How Vietnam’s colonial period has influenced some of the country’s signature dishes…
ONE NIGHT MY Vietnamese husband surprised me with a new dish.
“La goo,” he pronounced proudly, “It’s French.”
His la goo was a flavorful stew of pork, potato and carrot, served with rice.
“La goo,” I repeated, incredulously. “That doesn’t sound very French.”
My husband, who does most of the cooking, conceded that the name of the Vietnamese staple could have been garbled a bit over time. After all, it’s been nearly 60 years since the French left Vietnam.
Say “la goo” to a French-speaking person and they would immediately correct your pronunciation to “ragout”, the French word for stew, with the swallowed-up French ‘r’ sounding very similar to an ‘l’.
My husband’s ragout is just one of many Vietnamese dishes that draw on French cooking techniques shared during the years that Vietnam was part of French Indochina.
I am much more of an experienced eater than a knowledgeable cook, so I decided to pick the brains of people who really know Vietnamese and French cooking in my quest to identify some of the French influences on the local cuisine.
First up is David Thai, winner of the first season of Iron Chef Vietnam and head chef at Le Bouchon de Saigon (40 Thai Van Lung, D1), an amazing French bistro.
David, a Viet Kieu who grew up in France, says he can see the French influence throughout Vietnam, in the coffee shops and restaurants, in the way certain things are eaten as well as how various dishes are prepared.

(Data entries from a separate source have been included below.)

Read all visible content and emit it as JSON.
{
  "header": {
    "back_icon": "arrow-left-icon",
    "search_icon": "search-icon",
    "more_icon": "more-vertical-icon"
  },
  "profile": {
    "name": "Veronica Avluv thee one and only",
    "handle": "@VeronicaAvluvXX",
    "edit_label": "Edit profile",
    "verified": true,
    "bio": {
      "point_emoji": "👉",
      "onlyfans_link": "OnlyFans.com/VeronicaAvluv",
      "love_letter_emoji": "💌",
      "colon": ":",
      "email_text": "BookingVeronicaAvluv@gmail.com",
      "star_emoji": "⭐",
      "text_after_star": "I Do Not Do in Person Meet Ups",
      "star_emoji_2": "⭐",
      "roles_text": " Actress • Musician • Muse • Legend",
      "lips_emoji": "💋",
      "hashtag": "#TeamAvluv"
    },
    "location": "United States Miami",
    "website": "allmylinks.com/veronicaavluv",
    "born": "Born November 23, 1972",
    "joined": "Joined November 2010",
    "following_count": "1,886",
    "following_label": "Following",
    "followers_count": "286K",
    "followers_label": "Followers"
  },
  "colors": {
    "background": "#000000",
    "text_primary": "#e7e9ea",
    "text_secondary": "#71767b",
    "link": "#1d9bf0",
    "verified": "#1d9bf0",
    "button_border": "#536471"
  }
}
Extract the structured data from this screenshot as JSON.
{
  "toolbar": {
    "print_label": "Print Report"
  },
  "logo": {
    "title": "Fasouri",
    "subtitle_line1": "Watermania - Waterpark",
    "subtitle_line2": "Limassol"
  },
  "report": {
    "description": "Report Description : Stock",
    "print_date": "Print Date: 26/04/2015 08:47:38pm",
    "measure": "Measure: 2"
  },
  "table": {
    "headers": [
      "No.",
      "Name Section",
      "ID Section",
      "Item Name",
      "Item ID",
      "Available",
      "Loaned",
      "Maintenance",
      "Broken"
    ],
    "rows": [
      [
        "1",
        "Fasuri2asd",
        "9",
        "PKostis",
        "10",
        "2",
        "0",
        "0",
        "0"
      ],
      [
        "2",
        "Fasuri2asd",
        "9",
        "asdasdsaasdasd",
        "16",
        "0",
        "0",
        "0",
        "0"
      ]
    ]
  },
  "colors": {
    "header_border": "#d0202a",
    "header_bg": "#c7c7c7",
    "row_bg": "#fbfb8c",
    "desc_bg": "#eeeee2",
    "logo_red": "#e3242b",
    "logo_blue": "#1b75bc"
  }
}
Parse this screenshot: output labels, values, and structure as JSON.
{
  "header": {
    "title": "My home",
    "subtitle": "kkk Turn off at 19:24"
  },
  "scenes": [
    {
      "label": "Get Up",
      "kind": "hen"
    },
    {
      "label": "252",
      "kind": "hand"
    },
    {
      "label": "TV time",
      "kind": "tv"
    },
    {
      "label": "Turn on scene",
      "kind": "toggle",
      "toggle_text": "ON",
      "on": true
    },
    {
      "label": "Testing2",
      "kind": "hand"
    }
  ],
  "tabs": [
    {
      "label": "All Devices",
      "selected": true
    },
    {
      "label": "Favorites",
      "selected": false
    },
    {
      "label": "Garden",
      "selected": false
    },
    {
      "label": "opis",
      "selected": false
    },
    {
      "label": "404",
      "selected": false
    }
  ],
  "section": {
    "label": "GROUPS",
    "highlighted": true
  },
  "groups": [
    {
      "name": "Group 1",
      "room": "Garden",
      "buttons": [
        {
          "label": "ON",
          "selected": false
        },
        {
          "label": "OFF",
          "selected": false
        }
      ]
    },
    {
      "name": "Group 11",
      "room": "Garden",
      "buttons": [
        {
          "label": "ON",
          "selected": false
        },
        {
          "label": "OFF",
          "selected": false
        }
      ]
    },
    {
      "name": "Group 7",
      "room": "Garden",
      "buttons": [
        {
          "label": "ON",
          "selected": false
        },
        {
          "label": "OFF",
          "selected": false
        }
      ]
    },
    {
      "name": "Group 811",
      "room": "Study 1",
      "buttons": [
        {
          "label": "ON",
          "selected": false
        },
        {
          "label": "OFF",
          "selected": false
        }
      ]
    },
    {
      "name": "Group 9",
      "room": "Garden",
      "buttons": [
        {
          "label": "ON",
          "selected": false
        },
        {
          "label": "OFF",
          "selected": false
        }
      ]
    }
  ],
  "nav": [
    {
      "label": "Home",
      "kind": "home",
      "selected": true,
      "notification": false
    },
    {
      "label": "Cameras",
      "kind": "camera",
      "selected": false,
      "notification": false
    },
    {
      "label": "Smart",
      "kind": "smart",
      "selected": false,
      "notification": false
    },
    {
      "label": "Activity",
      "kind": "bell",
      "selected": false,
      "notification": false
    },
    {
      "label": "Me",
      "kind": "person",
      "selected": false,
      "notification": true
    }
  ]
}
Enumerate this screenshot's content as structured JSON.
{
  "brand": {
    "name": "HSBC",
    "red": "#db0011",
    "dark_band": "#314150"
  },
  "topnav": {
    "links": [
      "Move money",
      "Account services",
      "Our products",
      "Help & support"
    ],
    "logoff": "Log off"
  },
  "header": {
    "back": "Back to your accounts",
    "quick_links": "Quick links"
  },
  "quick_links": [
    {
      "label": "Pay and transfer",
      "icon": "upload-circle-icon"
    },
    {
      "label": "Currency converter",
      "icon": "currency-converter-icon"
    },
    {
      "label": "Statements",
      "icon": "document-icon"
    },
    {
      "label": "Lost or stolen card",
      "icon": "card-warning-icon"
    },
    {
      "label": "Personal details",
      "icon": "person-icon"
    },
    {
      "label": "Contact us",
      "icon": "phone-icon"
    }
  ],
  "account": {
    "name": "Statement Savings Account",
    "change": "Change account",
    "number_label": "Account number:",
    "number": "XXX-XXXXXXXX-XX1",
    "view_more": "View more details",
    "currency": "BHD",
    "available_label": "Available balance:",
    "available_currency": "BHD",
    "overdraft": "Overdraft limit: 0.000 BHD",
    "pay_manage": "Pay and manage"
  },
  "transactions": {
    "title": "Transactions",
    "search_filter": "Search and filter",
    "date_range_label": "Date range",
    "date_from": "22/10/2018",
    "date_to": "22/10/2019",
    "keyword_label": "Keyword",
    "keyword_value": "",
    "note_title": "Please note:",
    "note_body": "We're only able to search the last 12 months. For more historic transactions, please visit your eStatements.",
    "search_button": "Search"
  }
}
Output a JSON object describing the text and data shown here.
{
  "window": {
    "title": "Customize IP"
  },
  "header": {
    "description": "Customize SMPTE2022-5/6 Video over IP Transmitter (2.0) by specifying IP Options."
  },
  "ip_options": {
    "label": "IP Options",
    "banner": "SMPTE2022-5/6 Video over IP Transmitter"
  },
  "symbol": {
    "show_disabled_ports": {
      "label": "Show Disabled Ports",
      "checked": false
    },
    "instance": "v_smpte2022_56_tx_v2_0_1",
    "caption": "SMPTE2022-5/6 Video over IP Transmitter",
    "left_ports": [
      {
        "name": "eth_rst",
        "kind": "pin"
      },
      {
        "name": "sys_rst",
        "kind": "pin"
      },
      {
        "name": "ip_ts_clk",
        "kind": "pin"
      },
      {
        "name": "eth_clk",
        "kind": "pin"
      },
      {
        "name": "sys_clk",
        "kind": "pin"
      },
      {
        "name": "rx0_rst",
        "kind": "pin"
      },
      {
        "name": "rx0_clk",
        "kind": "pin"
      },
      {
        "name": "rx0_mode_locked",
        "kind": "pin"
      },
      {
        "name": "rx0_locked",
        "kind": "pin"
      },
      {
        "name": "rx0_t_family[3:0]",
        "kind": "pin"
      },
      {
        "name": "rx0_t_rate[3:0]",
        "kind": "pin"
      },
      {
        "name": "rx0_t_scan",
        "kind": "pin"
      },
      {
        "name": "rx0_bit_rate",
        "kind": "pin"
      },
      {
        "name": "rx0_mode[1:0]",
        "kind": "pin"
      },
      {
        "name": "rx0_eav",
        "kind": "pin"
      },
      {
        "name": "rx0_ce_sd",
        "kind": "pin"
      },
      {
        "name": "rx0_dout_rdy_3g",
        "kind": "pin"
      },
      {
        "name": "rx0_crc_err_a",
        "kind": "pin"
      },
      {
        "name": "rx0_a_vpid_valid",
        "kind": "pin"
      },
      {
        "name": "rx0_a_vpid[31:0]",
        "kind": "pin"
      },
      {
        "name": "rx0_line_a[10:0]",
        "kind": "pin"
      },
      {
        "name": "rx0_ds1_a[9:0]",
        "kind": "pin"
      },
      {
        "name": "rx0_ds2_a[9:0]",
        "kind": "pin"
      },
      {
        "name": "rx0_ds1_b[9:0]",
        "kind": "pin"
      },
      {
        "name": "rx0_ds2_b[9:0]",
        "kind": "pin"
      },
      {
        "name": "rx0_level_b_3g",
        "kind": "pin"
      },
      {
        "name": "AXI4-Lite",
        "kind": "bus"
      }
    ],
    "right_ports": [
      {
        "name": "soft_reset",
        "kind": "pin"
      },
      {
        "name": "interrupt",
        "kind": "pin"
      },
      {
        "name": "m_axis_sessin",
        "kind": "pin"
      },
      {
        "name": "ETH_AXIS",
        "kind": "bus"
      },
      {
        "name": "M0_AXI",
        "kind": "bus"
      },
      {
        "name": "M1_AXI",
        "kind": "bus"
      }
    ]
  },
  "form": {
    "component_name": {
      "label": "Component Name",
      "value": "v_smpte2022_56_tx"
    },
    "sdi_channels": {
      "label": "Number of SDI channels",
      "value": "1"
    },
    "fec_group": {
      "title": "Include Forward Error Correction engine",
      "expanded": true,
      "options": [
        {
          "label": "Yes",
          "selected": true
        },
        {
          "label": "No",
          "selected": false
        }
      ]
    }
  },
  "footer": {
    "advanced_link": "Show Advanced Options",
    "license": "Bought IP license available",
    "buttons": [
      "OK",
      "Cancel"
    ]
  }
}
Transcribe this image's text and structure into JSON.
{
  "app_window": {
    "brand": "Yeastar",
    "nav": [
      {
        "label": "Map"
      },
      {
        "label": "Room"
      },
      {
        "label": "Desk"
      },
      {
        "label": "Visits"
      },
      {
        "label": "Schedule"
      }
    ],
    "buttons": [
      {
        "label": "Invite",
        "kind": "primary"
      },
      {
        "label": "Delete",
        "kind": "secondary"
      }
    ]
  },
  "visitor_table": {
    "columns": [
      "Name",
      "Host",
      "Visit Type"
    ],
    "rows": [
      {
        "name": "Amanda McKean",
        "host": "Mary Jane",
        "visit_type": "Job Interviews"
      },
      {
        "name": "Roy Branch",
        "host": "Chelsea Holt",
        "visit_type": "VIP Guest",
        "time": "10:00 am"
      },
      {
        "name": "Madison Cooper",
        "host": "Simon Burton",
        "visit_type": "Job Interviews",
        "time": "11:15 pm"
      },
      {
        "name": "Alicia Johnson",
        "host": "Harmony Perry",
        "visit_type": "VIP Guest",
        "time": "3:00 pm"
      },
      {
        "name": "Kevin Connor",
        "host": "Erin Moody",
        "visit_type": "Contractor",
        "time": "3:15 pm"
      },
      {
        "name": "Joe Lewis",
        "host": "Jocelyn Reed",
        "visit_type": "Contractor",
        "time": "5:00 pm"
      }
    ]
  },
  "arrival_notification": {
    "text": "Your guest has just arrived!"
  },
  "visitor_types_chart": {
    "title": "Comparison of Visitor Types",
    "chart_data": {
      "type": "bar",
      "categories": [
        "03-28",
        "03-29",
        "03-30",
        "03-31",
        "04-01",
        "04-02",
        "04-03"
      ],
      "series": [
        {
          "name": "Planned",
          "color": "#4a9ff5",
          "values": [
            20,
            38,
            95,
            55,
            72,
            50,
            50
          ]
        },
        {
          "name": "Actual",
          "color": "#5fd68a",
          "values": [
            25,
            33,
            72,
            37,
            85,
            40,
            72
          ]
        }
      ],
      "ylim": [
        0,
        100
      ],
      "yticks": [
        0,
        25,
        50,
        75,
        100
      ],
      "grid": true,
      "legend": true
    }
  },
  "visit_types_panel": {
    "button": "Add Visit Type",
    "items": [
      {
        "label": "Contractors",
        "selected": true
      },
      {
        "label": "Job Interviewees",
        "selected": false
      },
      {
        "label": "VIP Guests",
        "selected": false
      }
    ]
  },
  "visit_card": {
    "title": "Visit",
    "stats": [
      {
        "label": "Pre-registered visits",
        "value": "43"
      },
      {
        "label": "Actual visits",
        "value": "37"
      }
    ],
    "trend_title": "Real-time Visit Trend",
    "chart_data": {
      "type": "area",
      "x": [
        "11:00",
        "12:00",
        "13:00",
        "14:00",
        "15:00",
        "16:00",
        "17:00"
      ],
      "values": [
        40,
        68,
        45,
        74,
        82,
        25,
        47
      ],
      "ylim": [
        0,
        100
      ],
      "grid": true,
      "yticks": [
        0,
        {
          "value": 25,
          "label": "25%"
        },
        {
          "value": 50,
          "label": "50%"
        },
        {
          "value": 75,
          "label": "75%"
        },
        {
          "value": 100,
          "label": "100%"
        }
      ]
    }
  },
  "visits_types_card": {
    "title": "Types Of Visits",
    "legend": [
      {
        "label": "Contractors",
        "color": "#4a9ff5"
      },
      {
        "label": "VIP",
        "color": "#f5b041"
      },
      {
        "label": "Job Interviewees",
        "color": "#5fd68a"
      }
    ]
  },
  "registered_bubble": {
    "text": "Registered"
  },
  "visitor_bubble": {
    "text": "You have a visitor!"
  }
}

When David says pot-au-feu in his silky-smooth French accent, it does sound very much like pho. And David says he can see how the slow-cooked peasant dish pot-au-feu, literally pot-on-the-fire, could end up 13,000 kilometers away and a few decades later as pho bo. Both dishes feature oxtail and stewing beef cooked with herbs and spices in a clear broth. Add some ginger, star anise and fish sauce and you’d get a very pho-like pot-au-feu.
Other famously French-influenced dishes include bo kho, which could be described as boeuf bourguignon without the red wine. Both are served with crusty baguettes, or banh mi in Vietnamese.
David’s peer, Thai Tu-Tho, owner of May (3/5 Hoang Sa, D1) restaurant, says the French influence on Vietnamese cooking extends to all the claypot dishes as well.
Tu-Tho, who grew up in Paris, says that before the French came to Vietnam, the local claypot dishes were quite dry. The Vietnamese cooks learned of the wonders of meat-and-gravy-type dishes and claypot cooking gradually evolved to their modern stew-like forms, she adds.
On one of our food tours this week we discovered that the most unlikely Vietnamese sweet snack is also very French.
A French customer took a bite of banh chuoi (banana cake) and waved her arms around in a very French manner, exclaiming “Far Breton, zis is Far Breton!” She went on to explain that Far Breton is a dense flan from France’s Brittany region that’s studded with pinkish-purplish prunes instead of the pinkish-purplish bananas in the Vietnamese version. Our French customer said the local adaption was just as delicieux as the French original.